my voice almost went, and it was raining. after 4 beers, on the skytrain, the science world lights swung by dangerously close, and i was alone. who is the ‘we’ in yes we can, yes we did? downtown vancouver knew there was a president-elect obama, and they kept on their way to clubs, they kept walking in groups, soberly, chattering lightly. no one outside of yaletown jumped up or embraced someone next to them. and when i asked for directions, with my delirious eyes, and my smile, they didn’t even smile back. i wanted to put my tongue out at them, or take a stick and beat them. i knew in DC people were shouting at the white house gates, i knew in grant park they were trying to prolong the moment, later i saw youtubes of dancing in the streets in seattle. running on commercial in the rain, to sonja’s, i wanted to be in the US. (*not then: in general. it’s the US that i want – in the good moments and the bad). then a guy selling books under an arcade (at 11 :)), and i couldn’t help myself and asked. „you know obama won?” and he said yes, and nooded at me smiling, finally. a group was coming down and they cheered and gave me a high-five. further – empty. a girl on a bike passed by and looked at me and mouthed ‘obaaamaa’, but lightly, almost a whisper. i entered, and sonja poured me champagne.
i woke up smiling every day since. my boss gave me hot oatmeal to repair my voice. i smiled collecting newspapers from tables, folding them with the first family picture neatly on top. i thought about it long – the moment of the speech – and discovered i hadn’t cried. at all. lots of people cried for joy: apparently i only cry for sorrow. (cecilia, the boss’s wife, looked at one of the huge pictures, and what she had to say was, „poor guy, his grandma died”.) i see obama’s face, tired and deeply lined, his posture the moments before he spoke. somehow it makes it harder in retrospect to see what the cheering or the crying was for. the guy freakin’ just got himself a job. (and no, i’m not cynical. i’m trying to be…nuanced?…)
whatever. my point is that i understand elation, but when it lasts more than a few minutes it’s harder to understand. so i feel good. we’re better positioned for the US to get well under an obama administration. (again, what am i doing in the ‘we’??) and tuesday night was not the purpose for me. i’m still in it. for the serious and non-serious reasons. mumbling „president-elect obama” from time to time, tasting it like soft icecream. reading about the first presser, the cabinet, looking forward to jan 20 and beyond. it’s the only way i can adopt a country, apparently. by being a freak about that country, while i’m someplace else. (and yes it’s all my illusion & wishful thinking, thank you very much.)
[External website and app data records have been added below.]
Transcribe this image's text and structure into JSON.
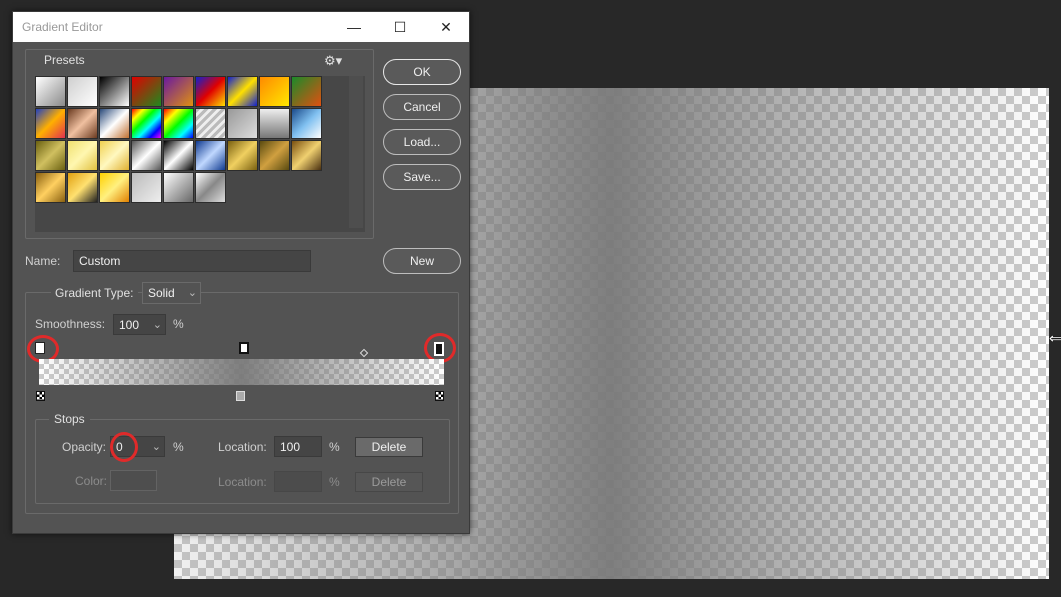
{
  "dialog": {
    "title": "Gradient Editor",
    "window_controls": {
      "minimize": "—",
      "maximize": "☐",
      "close": "✕"
    }
  },
  "presets": {
    "label": "Presets",
    "gear_icon": "gear-icon",
    "swatch_count": 33
  },
  "buttons": {
    "ok": "OK",
    "cancel": "Cancel",
    "load": "Load...",
    "save": "Save...",
    "new": "New"
  },
  "name_row": {
    "label": "Name:",
    "value": "Custom"
  },
  "gradient": {
    "type_label": "Gradient Type:",
    "type_value": "Solid",
    "smoothness_label": "Smoothness:",
    "smoothness_value": "100",
    "smoothness_unit": "%"
  },
  "stops": {
    "label": "Stops",
    "opacity_label": "Opacity:",
    "opacity_value": "0",
    "opacity_unit": "%",
    "opacity_location_label": "Location:",
    "opacity_location_value": "100",
    "opacity_location_unit": "%",
    "opacity_delete": "Delete",
    "color_label": "Color:",
    "color_location_label": "Location:",
    "color_location_value": "",
    "color_location_unit": "%",
    "color_delete": "Delete"
  },
  "colors": {
    "highlight": "#e02a2a",
    "dialog_bg": "#535353",
    "canvas_gray": "#787878"
  }
}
but from now on it will be harder for me. silenter. i can’t expect any canadian, hell, any american, to keep up with these things as much as i’ll keep keeping up. i understand that the election caused interest (though, i mean, ‘canadian enthusiasm’ is after all an oxymoron), and that is over now. nevertheless. („yes we did” sounds way sadder than „yes we can”). but yes, we still can. it’s a fine beginning my friends.